Have you ever looked out of a window on a cold night? If the flames from your fireplace flicker bright enough, you might see a copy of yourself standing out in the snow. Don’t worry; it’s not the Ghost of Christmas Past—it’s a common optical illusion, devised by scientists back in the nineteenth century.
Professor John Henry Pepper was the Bill Nye of his day. Lecturing for the Royal Polytechnic Institute, it was Pepper’s job to concoct entertaining ways to educate wide audiences— from traveling scholars, to Queen Victoria.
On Christmas, 1862, Pepper’s latest spectacle took the form of a play: an adaptation of Charles Dickens’s The Haunted Man and the Ghost’s Bargain.
On stage, a man sits alone in an office. Suddenly, he duplicates, producing a translucent version of himself who is able to walk through the walls of the theatre.
Paranormal activity? The answer is much simpler than that—it’s accomplished with just three tools: an actor, a light, and a sheet of glass.
While the glass faces the audience, an actor stands just out of view. When hit with a bright light, a translucent version of the actor suddenly appears, reflected onto the stage above him.
This is possible thanks to a healthy balance between light reflection and transmission—while most light photons pass through glass, slight imperfections in the glass cause some to bounce back. The resulting image is see-through.
But Dr. Pepper’s true goal was to reveal the power of perception.
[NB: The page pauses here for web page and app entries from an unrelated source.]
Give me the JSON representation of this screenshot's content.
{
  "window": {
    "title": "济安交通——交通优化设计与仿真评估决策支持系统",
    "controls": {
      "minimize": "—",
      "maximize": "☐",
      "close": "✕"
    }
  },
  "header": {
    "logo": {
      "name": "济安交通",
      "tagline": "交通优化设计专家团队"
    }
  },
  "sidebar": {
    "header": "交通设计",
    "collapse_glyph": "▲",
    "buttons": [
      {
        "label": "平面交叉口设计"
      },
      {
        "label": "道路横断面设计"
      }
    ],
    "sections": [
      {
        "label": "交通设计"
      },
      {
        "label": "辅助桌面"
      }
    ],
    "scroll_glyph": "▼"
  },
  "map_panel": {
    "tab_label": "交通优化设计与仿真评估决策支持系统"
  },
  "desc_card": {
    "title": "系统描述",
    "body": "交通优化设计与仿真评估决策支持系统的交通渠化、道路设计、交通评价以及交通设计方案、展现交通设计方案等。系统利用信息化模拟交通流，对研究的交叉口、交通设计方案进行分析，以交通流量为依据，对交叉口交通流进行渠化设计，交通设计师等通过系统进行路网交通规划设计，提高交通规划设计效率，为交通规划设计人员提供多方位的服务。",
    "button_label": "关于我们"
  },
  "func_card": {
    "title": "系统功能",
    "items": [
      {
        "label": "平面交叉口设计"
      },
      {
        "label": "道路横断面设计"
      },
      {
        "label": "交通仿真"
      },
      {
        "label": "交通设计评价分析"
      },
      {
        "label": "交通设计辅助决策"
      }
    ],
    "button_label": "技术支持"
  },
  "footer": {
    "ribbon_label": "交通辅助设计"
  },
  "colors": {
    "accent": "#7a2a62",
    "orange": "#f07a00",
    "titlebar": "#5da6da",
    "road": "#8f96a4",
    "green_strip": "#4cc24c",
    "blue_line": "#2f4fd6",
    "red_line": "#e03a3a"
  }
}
His presentation challenged audiences to pause at fantastic appearances which may have rational explanations.
Today, you can see “Pepper’s Ghost” in action at museums and theme parks all around the world.